• Diamond Rd, Soufrière;

Orchid World & Tropical Flower Garden, Barbados
• Be bombarded with the visual splendour of beautiful orchids in this six-acre garden in the island’s hilly interior
• More than 30,000 orchids are on display – keep your eyes peeled for rainforest species that seem suspended mid-air from the mahogany trees

Opened in 1998 by renowned horticulturist Richard Coughlan, trained at London’s famed Kew Gardens, this garden displays a wide variety of fragrant orchids in reds, pinks, purples and multi-patterned hybrids. The site was selected for its relatively cool temperatures and abundant rainfall (umbrellas are available).

Enjoy orchids outside from a meandering path that winds its way around craggy outcrops of coral rock, lush shaded gullies and cool ponds. There are also orchids in five hot houses, a café and a gift shop selling orchid-inspired souvenirs. There are panoramic views of the valleys of swaying sugar cane – enjoyed from peaceful benches where you may spot hummingbirds feeding on nectar.
• Between Gun Hill and St John’s Church, Highway 3B, St George;

Royal Botanic Gardens, Trinidad
• Enjoy a lush green oasis in the centre of Port of Spain and admire ancient giant trees in one of the oldest botanical gardens in the West Indies
• The blossoms of magnolia and African tulip trees are especially pretty, as are the unusual buds of bootlace and cigar trees

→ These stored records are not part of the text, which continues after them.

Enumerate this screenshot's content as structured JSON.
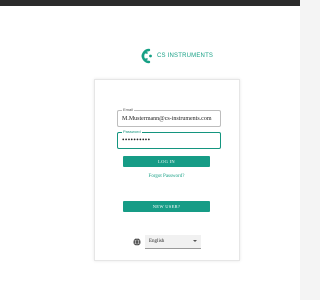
{
  "brand": {
    "name": "CS INSTRUMENTS",
    "accent_color": "#16a085"
  },
  "login": {
    "email_label": "Email",
    "email_value": "M.Mustermann@cs-instruments.com",
    "password_label": "Password",
    "password_value": "••••••••••",
    "login_button": "LOG IN",
    "forgot_password_link": "Forgot Password?",
    "new_user_button": "NEW USER?"
  },
  "language": {
    "selected": "English",
    "icon": "globe-icon"
  }
}
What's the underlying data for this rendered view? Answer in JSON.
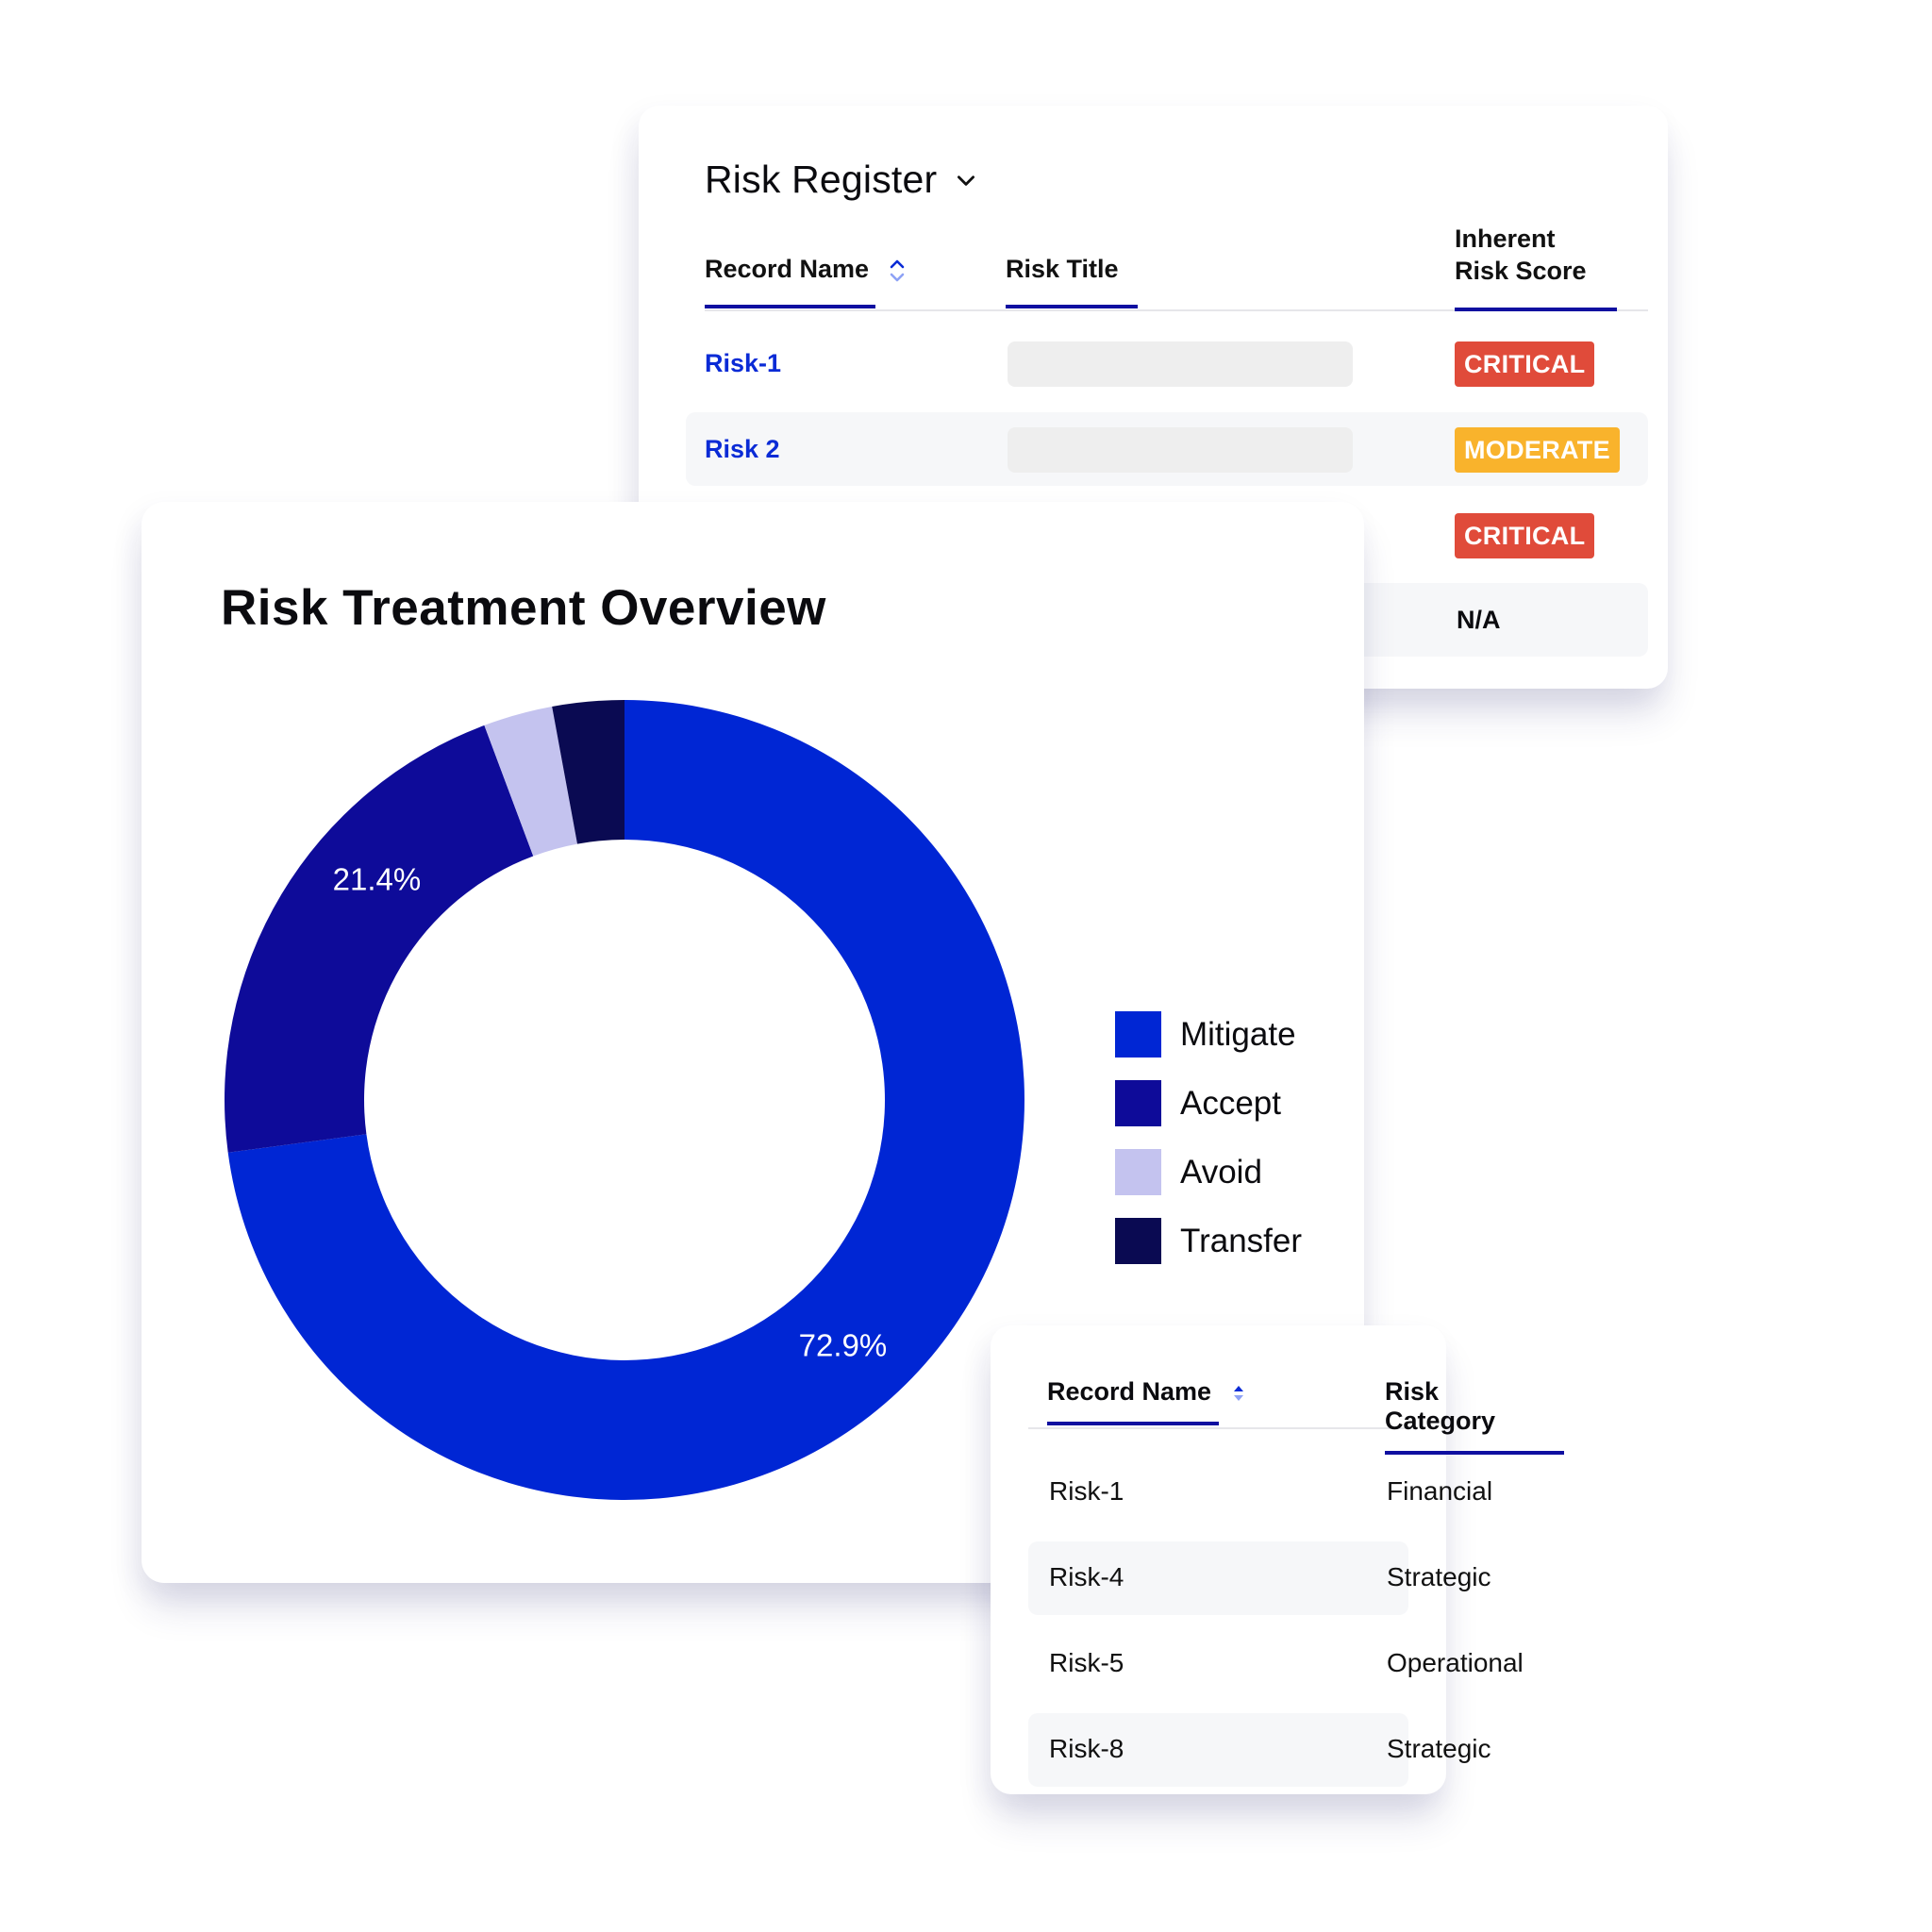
{
  "register": {
    "title": "Risk Register",
    "title_icon": "chevron-down-icon",
    "columns": [
      {
        "label": "Record Name",
        "sortable": true
      },
      {
        "label": "Risk Title",
        "sortable": false
      },
      {
        "label_line1": "Inherent",
        "label_line2": "Risk Score",
        "sortable": false
      }
    ],
    "rows": [
      {
        "record": "Risk-1",
        "title": "",
        "score": "CRITICAL",
        "score_color": "#e04b3a"
      },
      {
        "record": "Risk 2",
        "title": "",
        "score": "MODERATE",
        "score_color": "#f9b32c"
      },
      {
        "record": "",
        "title": "",
        "score": "CRITICAL",
        "score_color": "#e04b3a"
      },
      {
        "record": "",
        "title": "",
        "score": "N/A",
        "score_color": null
      }
    ]
  },
  "chart_card": {
    "title": "Risk Treatment Overview"
  },
  "chart_data": {
    "type": "pie",
    "variant": "donut",
    "title": "Risk Treatment Overview",
    "categories": [
      "Mitigate",
      "Accept",
      "Avoid",
      "Transfer"
    ],
    "values": [
      72.9,
      21.4,
      2.8,
      2.9
    ],
    "unit": "%",
    "colors": [
      "#0026d4",
      "#0e0b99",
      "#c4c3ef",
      "#0a0a52"
    ],
    "data_labels": [
      {
        "category": "Mitigate",
        "text": "72.9%"
      },
      {
        "category": "Accept",
        "text": "21.4%"
      }
    ],
    "start_angle": "12 o'clock",
    "direction": "clockwise",
    "legend": {
      "position": "right",
      "entries": [
        "Mitigate",
        "Accept",
        "Avoid",
        "Transfer"
      ]
    }
  },
  "category_table": {
    "columns": [
      {
        "label": "Record Name",
        "sortable": true
      },
      {
        "label": "Risk Category",
        "sortable": false
      }
    ],
    "rows": [
      {
        "record": "Risk-1",
        "category": "Financial"
      },
      {
        "record": "Risk-4",
        "category": "Strategic"
      },
      {
        "record": "Risk-5",
        "category": "Operational"
      },
      {
        "record": "Risk-8",
        "category": "Strategic"
      }
    ]
  },
  "colors": {
    "accent": "#0f0fa0",
    "link": "#0a2bd6",
    "critical": "#e04b3a",
    "moderate": "#f9b32c",
    "row_stripe": "#f6f7f9"
  }
}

Established in 1818 by Governor Ralph Woodford, and currently celebrating its 200th anniversary, this garden is off the Queen’s Park Savannah – Port of Spain’s largest recreational space and centre stage for the Trinidad Carnival. All of this land was once a sugar estate, bought by the town council in 1817, and the 62-acre gardens were laid out a year later. Breadfruit and mango trees, nutmeg and other spices were transported from the St Vincent & the Grenadines Botanical Gardens, while the Governor’s gardener was dispatched overseas to collect more species.

Today it features around 700 trees and many herbaceous, alpine, insectivorous, economic and succulent plants from every continent in the world – about 15% are indigenous to Trinidad & Tobago. Follow the network of gentle shady paths and nice picnic spots, and keep an eye out for tropical birds, butterflies and little lizards as you explore the lush greenery. You’ll also find the President’s House (1876) and a small cemetery where former Governors of Trinidad have been buried since 1819.
• Circular Rd, Queen’s Park Savannah, Port of Spain; +1 868 622 1221

St Vincent & the Grenadines Botanical Gardens, St Vincent
• Wander around one of the oldest botanical gardens in the Western Hemisphere, established in 1765
• Spot the breadfruit tree grown from a seedling brought from Tahiti in 1798 by Captain William Bligh

Just below Government House in Kingstown, these lush 20-acre gardens were created in 1765 by General Robert Melville, British Governor of the Windward Islands, ‘to provide medicinal plants for the military and improve the life and economy of the colony’. Here, botanists studied plants ranging from breadfruit to black pepper. Pick up a guide to explain the commercial uses of mahogany, rubber and teak trees, hibiscus, cinnamon and nutmeg. The rare St Vincent parrot can be seen in the aviaries, and the St Vincent National Museum in the grounds exhibits pre-Columbian Indian, Arawak and Kalinago artefacts.
• Off Leeward Highway, Kingstown;